Brief. Tell how many lines of the entries below include the string "يعمل". Respond with the number alone.

Excerpted data.
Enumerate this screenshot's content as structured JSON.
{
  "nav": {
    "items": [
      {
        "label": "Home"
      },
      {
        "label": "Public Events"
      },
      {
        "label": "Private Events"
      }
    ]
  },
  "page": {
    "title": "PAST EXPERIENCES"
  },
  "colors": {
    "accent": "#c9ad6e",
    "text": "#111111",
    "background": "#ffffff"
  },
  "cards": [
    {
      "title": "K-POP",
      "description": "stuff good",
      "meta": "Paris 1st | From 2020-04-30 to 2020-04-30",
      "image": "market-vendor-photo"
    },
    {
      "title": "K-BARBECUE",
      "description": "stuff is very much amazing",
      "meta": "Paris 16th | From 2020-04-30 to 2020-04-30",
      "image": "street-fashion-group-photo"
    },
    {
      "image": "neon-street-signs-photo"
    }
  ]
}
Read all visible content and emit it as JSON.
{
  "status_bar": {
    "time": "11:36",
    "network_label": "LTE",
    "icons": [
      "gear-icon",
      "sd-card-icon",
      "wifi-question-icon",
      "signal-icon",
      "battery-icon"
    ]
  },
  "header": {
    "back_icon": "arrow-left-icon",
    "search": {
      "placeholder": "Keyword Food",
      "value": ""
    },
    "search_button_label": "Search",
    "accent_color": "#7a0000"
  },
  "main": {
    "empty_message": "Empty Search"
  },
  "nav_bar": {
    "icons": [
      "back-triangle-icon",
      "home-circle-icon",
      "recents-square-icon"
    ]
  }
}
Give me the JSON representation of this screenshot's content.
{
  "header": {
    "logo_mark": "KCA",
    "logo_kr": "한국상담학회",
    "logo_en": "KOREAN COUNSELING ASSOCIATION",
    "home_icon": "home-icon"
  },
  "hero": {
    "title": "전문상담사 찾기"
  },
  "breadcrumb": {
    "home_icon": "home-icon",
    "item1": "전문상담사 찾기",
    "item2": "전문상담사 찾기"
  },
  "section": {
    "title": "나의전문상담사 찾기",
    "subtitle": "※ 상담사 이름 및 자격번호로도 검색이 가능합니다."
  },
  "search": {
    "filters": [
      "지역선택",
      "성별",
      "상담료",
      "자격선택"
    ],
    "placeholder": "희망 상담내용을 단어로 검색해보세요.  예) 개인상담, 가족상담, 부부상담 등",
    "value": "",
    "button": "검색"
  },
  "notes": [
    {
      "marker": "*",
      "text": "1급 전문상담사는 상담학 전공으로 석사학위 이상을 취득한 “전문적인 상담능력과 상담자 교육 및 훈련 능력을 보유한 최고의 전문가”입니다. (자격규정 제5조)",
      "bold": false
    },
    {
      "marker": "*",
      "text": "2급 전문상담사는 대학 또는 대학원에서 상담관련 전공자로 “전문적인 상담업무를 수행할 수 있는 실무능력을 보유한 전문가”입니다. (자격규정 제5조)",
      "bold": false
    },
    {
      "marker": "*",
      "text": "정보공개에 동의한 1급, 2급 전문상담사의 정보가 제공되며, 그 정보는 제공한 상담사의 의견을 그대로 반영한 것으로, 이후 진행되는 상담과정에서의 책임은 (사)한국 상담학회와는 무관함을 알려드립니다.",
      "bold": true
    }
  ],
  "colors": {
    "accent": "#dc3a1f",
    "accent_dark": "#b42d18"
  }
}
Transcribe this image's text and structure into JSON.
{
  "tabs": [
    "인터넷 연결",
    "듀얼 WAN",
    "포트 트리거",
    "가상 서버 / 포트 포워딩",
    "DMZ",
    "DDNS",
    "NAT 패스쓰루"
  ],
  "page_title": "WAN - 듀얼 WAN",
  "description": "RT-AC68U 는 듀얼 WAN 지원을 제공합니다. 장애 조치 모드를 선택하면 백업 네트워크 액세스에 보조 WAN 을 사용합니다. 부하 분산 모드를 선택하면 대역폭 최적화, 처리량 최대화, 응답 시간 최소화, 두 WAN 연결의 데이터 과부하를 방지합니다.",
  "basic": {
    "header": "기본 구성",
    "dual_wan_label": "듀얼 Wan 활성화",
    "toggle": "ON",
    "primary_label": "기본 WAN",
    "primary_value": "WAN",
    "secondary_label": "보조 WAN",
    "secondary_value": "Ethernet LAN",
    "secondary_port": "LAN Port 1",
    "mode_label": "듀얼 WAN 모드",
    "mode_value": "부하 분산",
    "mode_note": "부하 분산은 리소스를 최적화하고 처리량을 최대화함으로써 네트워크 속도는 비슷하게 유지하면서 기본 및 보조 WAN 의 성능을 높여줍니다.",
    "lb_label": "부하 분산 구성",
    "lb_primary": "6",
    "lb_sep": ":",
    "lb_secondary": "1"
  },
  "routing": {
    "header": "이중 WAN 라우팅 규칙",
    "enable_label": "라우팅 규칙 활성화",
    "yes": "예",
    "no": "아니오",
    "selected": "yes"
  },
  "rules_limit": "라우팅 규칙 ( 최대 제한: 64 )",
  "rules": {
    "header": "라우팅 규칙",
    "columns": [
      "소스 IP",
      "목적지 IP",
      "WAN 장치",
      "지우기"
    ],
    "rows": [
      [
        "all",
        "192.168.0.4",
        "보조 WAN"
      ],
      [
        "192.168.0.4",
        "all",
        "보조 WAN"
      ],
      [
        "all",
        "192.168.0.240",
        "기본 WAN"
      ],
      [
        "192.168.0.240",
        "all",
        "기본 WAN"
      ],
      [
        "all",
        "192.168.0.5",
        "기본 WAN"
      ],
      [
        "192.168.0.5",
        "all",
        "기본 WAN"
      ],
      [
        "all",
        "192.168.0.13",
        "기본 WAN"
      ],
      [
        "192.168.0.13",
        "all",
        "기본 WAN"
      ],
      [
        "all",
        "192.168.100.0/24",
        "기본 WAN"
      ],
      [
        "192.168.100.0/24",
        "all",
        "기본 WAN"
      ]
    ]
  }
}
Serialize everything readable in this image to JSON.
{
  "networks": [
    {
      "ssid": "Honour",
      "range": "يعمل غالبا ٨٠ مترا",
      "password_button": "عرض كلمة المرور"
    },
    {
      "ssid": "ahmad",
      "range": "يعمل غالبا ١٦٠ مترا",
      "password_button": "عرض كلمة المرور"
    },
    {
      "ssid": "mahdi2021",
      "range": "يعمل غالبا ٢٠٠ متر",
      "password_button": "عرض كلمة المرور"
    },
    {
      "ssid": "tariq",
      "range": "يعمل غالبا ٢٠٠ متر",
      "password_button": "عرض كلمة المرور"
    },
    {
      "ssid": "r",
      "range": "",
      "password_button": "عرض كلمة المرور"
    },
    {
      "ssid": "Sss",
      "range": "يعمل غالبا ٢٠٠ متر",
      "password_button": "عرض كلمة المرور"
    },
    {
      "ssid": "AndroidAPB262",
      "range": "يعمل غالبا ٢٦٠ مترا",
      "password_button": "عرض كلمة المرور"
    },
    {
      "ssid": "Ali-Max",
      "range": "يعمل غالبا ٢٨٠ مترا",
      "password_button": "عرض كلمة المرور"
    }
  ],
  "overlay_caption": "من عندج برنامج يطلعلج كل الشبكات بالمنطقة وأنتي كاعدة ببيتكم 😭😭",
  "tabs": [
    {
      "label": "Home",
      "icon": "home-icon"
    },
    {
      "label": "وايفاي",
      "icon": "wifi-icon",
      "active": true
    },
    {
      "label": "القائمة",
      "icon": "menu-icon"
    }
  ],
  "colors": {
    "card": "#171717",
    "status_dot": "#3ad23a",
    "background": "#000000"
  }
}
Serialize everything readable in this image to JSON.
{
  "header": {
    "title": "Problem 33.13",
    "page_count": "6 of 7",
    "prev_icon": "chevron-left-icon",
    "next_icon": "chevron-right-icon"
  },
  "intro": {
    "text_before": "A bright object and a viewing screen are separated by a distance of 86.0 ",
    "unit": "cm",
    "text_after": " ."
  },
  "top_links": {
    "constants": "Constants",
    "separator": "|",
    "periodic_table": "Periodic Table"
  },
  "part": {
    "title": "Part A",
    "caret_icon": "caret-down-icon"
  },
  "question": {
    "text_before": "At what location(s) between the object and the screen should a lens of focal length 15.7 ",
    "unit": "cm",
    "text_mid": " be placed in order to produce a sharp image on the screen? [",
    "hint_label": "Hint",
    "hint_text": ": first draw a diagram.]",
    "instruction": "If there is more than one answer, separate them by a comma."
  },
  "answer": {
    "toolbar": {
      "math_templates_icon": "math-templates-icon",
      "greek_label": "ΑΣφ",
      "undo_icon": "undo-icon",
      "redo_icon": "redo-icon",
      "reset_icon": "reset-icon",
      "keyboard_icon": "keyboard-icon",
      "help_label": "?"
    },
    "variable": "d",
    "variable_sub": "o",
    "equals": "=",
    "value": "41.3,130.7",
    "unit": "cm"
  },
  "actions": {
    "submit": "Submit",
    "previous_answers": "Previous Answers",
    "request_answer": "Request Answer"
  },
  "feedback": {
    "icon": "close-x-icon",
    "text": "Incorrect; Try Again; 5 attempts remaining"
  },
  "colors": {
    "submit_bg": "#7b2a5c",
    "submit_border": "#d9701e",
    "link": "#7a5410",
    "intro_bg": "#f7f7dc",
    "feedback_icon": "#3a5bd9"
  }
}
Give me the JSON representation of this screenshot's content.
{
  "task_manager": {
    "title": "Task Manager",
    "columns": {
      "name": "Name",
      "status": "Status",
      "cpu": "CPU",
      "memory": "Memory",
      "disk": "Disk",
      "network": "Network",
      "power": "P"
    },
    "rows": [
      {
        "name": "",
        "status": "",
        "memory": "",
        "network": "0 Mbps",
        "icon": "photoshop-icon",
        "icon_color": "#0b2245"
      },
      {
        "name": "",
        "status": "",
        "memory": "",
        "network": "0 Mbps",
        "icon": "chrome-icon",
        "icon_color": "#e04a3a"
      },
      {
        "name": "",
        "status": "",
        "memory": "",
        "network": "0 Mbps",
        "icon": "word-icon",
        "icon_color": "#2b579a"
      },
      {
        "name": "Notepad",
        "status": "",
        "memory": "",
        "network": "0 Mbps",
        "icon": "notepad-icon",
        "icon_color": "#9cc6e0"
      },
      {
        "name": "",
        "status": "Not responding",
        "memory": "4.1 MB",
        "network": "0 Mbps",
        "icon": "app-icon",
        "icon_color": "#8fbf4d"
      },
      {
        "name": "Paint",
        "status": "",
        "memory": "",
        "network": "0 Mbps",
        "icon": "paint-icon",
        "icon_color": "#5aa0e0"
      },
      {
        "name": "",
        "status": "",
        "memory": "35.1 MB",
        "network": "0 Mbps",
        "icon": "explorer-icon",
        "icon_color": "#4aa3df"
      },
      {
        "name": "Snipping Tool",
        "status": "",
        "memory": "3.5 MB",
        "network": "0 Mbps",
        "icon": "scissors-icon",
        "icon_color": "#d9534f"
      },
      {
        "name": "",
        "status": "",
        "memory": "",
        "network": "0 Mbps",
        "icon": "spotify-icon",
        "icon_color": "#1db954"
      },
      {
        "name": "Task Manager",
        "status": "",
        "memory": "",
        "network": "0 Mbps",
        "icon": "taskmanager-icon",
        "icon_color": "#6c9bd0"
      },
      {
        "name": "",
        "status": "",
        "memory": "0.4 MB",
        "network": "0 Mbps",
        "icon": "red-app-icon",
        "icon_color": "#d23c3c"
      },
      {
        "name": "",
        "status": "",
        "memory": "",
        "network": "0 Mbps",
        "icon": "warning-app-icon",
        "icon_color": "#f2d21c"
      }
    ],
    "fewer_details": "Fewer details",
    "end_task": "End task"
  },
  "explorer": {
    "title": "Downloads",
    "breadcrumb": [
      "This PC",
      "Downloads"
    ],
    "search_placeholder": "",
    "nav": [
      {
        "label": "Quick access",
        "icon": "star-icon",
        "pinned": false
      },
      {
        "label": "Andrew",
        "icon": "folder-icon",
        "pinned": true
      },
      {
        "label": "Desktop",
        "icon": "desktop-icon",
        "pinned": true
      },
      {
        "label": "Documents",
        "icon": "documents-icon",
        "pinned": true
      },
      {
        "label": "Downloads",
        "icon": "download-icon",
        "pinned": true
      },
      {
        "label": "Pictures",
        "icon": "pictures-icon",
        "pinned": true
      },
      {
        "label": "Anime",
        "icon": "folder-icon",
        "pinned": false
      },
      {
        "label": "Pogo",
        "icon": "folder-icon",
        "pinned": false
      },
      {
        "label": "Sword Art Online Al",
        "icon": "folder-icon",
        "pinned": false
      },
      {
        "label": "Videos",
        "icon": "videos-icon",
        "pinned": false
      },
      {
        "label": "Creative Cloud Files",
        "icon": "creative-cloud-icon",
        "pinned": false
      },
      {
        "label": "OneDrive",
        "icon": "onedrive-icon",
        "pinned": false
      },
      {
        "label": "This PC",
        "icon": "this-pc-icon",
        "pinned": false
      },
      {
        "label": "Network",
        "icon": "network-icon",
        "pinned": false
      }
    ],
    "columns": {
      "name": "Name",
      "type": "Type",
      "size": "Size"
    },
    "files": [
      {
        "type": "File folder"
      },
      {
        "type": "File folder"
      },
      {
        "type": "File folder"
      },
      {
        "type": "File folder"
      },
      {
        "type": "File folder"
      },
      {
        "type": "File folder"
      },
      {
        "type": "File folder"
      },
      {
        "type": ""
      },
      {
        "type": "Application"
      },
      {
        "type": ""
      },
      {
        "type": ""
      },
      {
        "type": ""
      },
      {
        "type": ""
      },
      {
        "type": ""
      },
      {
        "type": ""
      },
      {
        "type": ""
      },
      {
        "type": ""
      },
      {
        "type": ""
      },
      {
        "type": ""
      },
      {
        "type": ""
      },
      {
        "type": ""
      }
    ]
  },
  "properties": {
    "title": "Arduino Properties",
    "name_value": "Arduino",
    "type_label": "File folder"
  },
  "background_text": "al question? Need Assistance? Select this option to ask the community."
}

Task solution. 7